◆ Required work: Go through the material below and copy all lines with "Education".

◆ Provided records:
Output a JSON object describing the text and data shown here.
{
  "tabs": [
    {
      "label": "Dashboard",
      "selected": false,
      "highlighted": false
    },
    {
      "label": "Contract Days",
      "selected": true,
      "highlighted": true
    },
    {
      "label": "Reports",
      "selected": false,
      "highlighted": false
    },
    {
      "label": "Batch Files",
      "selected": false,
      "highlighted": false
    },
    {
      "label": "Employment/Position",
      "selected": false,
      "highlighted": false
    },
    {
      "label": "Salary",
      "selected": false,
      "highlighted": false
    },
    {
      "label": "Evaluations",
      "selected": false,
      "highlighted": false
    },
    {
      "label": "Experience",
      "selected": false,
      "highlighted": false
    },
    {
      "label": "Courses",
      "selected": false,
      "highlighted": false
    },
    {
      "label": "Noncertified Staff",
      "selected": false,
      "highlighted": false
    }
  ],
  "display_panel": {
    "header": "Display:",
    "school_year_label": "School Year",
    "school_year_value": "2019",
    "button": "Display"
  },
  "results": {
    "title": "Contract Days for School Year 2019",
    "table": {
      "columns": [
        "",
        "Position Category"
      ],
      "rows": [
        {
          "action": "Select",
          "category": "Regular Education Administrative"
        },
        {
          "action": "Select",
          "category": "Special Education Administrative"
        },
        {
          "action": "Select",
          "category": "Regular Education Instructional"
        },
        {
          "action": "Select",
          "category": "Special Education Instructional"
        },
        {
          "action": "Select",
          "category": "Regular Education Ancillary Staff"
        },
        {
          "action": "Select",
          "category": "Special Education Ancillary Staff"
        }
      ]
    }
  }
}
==
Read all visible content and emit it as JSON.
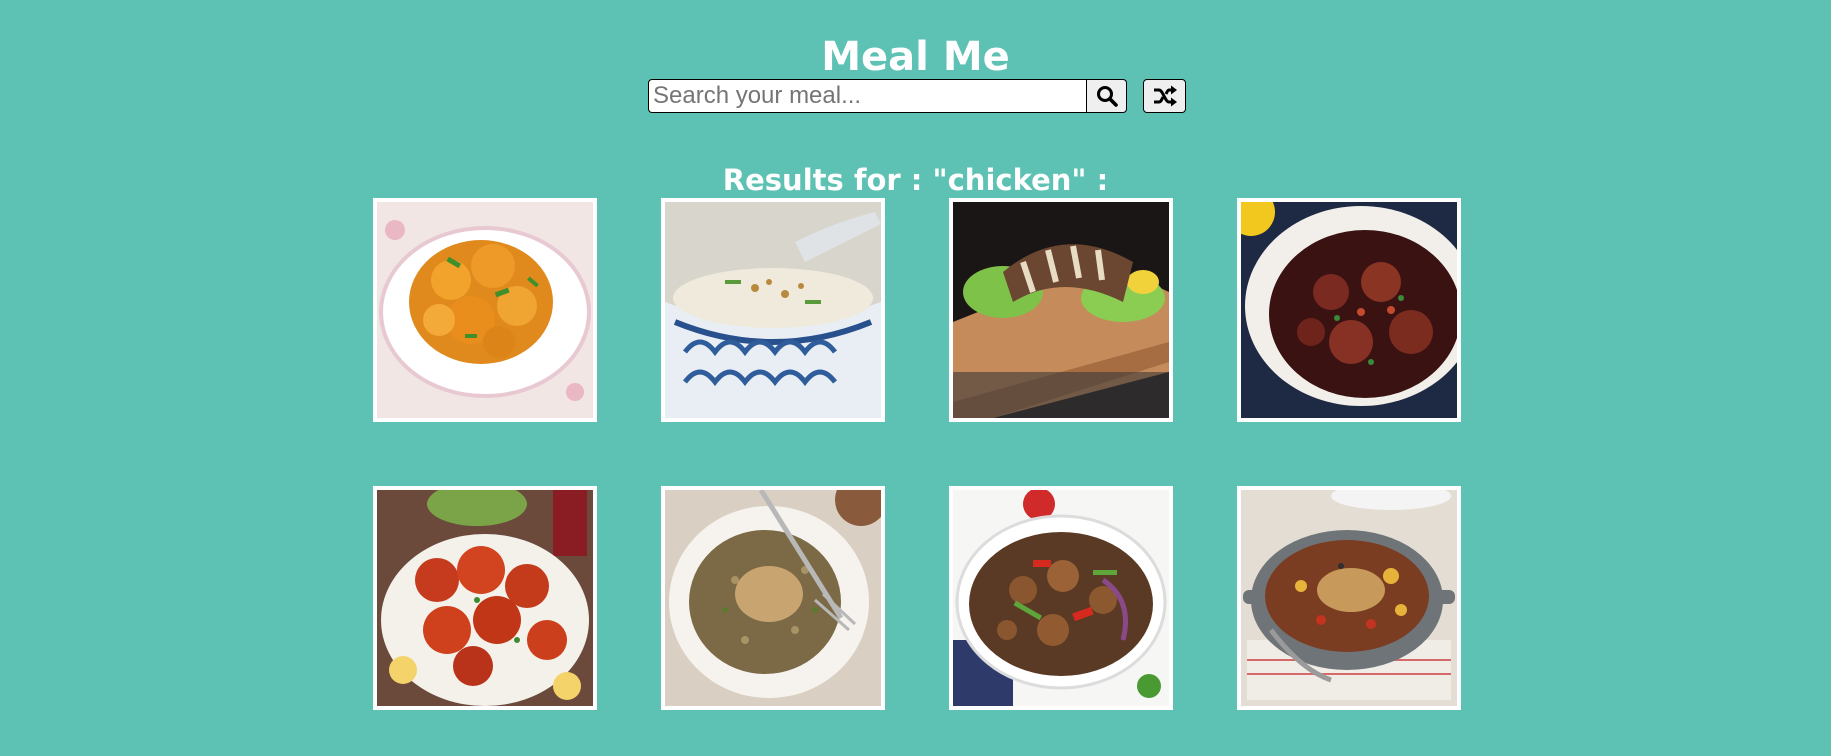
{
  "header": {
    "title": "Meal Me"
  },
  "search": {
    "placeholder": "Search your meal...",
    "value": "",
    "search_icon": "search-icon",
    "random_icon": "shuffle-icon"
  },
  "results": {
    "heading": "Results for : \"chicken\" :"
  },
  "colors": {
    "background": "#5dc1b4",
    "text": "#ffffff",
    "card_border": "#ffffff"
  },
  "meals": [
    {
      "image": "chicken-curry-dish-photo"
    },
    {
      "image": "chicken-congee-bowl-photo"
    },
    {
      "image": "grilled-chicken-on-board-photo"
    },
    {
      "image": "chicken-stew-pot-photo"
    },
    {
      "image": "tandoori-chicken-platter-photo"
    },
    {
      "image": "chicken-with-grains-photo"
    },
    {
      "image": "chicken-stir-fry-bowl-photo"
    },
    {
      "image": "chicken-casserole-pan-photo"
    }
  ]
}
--
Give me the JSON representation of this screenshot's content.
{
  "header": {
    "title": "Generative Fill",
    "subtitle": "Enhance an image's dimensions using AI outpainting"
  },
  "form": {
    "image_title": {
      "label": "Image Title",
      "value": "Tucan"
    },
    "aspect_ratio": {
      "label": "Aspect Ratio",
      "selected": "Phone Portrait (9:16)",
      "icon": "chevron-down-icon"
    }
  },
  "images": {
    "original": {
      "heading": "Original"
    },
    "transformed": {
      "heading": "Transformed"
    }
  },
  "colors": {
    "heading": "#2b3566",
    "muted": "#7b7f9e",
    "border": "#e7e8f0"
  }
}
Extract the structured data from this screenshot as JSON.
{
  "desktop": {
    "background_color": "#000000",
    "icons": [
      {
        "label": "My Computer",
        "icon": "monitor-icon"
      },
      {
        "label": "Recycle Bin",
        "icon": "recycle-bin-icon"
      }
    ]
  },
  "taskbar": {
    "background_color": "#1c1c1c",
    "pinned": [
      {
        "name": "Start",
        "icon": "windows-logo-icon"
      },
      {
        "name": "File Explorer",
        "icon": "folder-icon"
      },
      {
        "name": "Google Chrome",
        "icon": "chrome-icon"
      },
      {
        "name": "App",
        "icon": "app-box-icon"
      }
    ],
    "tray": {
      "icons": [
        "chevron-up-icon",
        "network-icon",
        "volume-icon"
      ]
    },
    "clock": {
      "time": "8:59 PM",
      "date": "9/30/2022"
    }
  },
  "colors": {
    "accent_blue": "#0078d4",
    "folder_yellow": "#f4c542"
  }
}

◆ Written response:
          "category": "Regular Education Administrative"
          "category": "Special Education Administrative"
          "category": "Regular Education Instructional"
          "category": "Special Education Instructional"
          "category": "Regular Education Ancillary Staff"
          "category": "Special Education Ancillary Staff"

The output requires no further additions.